I moved further down south and went to Ksamil. Ksamil is a quiet coastal city that is a bit of an undiscovered destination, but I believe it will get a lot of tourist attention in the coming years. The beaches in Ksamil probably have the bluest waters I’ve ever seen in my life. I also liked the fact that it’s a pebble beach, not a sand beach. I’m a big fan of water-sports, so I did a lot of swimming and scuba diving here. The scenery at Ksamil is second to none. After Ksamil, I went to a much more popular city called Sarande.

Sarande is a popular tourist destination in Albania. The city has a port and a lot of cruise ships stop over, which leads to a high population of foreigners there. It was a nice place, but I’m not really a fan of places with too many tourists. I prefer mixing with the locals, so I left Sarande after two days.

From Sarande, I took a ferry to a Greek island called Corfu. Corfu is one of those islands that haven’t been properly discovered, so if you go there, don’t expect to find any fancy restaurants. When I was there, I ate roasted fish that I bought from a fisherman in a shack. It’s a really beautiful island that will definitely become more popular in years to come. I spent the day in Corfu and took a ferry back to Sarande.

I started going up north, and I went to a place called Shkodër. Shkodër is another historic town but has become more like a city. It was a fun place to visit; it had a lot of big hotels and establishments, which was a nice contrast from some of the other places I visited in Albania.

After Shkodër, I went to a mountainous region called Theth. Theth is a beautiful place that’s kind of isolated from everywhere else. You’ll love Theth if you’re an adventure lover like I am; I had so much fun here. I went on a lot of hiking trails and went swimming in a couple of waterfalls. My most memorable experience in Theth was a particular waterfall called The Blue Eye. The Blue Eye is really beautiful but also kind of scary. It looks like a hole in the water, and it’s really blue because of the concentration; the water around it is a lighter shade of blue. There, I climbed up like 23 metres and jumped into the freezing blue eye. I have to admit that I spent quite a bit of time at the top trying to brace myself because it was quite scary, but I overcame the challenge like everything else I have come across. Theth was the last place I visited in Albania before I went to Montenegro.

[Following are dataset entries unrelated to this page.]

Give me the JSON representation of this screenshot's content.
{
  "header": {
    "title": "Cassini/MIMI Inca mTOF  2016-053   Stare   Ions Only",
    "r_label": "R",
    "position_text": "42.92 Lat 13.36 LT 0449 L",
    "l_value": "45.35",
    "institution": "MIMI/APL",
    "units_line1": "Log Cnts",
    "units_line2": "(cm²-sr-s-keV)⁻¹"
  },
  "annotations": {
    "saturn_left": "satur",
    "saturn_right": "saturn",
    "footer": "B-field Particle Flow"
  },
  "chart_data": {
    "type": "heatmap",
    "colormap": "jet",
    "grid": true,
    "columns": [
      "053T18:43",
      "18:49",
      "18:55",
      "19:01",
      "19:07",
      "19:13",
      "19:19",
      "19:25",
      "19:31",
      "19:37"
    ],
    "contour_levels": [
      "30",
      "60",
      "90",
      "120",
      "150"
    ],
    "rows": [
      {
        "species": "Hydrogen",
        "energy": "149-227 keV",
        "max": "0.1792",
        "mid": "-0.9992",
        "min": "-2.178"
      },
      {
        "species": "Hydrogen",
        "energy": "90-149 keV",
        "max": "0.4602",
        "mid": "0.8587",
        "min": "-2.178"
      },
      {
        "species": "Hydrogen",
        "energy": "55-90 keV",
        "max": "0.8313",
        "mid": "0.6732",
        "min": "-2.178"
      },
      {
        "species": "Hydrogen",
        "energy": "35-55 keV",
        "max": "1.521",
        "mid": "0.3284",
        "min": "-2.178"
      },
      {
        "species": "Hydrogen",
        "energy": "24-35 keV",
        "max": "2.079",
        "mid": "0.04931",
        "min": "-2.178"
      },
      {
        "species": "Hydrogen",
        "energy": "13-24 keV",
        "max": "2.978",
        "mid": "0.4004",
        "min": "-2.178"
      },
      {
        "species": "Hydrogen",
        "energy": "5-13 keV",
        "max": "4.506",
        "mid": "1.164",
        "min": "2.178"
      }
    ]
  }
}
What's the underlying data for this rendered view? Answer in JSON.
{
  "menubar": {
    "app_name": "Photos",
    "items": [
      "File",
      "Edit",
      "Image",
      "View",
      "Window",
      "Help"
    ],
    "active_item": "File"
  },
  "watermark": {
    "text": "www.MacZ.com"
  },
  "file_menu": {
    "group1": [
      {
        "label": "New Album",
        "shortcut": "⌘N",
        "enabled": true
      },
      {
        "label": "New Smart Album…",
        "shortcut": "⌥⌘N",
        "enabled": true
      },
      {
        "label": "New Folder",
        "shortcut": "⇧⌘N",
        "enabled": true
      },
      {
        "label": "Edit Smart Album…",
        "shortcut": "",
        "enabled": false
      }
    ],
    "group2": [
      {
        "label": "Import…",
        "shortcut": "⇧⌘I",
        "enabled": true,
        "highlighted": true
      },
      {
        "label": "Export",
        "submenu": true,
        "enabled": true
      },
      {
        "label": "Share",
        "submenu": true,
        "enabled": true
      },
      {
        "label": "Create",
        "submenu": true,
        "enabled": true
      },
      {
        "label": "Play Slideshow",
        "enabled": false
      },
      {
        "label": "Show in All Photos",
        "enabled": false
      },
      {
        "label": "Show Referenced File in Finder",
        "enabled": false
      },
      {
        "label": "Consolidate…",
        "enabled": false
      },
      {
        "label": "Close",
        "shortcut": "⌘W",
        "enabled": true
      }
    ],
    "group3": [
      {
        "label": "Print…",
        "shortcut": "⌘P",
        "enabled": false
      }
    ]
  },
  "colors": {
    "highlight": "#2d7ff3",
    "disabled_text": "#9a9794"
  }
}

The Blue Eye

I really loved my trip to Albania. One thing that stood out for me in Albania, especially when I visited the Museum, was how women are depicted. They have a lot of powerful women in their history, and they aren’t afraid to show it; the statue outside their museum is literally a woman holding a gun. Also, the depiction of women didn’t feel forced or exaggerated. It all felt very true and natural. I never felt like there would ever be a situation where I’d experience sexism throughout my trip, and I really loved that.

I also really loved the food in Albania. Everything I ate there was really good, and that’s not usually the case when I travel to other European countries. If I had to mention a dislike, it would be the stares I got because I was the only black person almost everywhere I went; but I’ve gotten used to it as a frequent traveller.

Many of my friends and random people online are taking trips to Albania because of all the good things I have to say about the place, which makes me genuinely happy. I will continue to recommend Albania to anybody willing to listen because it was a truly amazing experience.